• [Your objective]:
Write each of the records out again exactly.

• [Stored entries]:
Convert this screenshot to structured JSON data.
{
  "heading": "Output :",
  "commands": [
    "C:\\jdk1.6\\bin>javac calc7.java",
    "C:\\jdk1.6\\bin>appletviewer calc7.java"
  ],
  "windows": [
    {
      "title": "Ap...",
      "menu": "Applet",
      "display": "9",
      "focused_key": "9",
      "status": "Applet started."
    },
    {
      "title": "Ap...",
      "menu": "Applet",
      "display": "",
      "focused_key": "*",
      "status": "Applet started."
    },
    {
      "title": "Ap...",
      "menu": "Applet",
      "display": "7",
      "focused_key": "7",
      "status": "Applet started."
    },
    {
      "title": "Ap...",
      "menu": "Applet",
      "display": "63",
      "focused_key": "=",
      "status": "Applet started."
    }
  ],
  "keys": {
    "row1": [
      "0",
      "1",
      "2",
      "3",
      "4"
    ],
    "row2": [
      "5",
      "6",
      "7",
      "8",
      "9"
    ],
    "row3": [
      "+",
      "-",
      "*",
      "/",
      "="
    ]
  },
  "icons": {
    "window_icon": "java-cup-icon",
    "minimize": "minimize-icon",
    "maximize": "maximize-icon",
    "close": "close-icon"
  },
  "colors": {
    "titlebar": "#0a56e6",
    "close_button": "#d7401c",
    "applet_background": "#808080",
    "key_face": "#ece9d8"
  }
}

• [Exercise solution]:
Convert this screenshot to structured JSON data.
{
  "heading": "Output :",
  "commands": [
    "C:\\jdk1.6\\bin>javac calc7.java",
    "C:\\jdk1.6\\bin>appletviewer calc7.java"
  ],
  "windows": [
    {
      "title": "Ap...",
      "menu": "Applet",
      "display": "9",
      "focused_key": "9",
      "status": "Applet started."
    },
    {
      "title": "Ap...",
      "menu": "Applet",
      "display": "",
      "focused_key": "*",
      "status": "Applet started."
    },
    {
      "title": "Ap...",
      "menu": "Applet",
      "display": "7",
      "focused_key": "7",
      "status": "Applet started."
    },
    {
      "title": "Ap...",
      "menu": "Applet",
      "display": "63",
      "focused_key": "=",
      "status": "Applet started."
    }
  ],
  "keys": {
    "row1": [
      "0",
      "1",
      "2",
      "3",
      "4"
    ],
    "row2": [
      "5",
      "6",
      "7",
      "8",
      "9"
    ],
    "row3": [
      "+",
      "-",
      "*",
      "/",
      "="
    ]
  },
  "icons": {
    "window_icon": "java-cup-icon",
    "minimize": "minimize-icon",
    "maximize": "maximize-icon",
    "close": "close-icon"
  },
  "colors": {
    "titlebar": "#0a56e6",
    "close_button": "#d7401c",
    "applet_background": "#808080",
    "key_face": "#ece9d8"
  }
}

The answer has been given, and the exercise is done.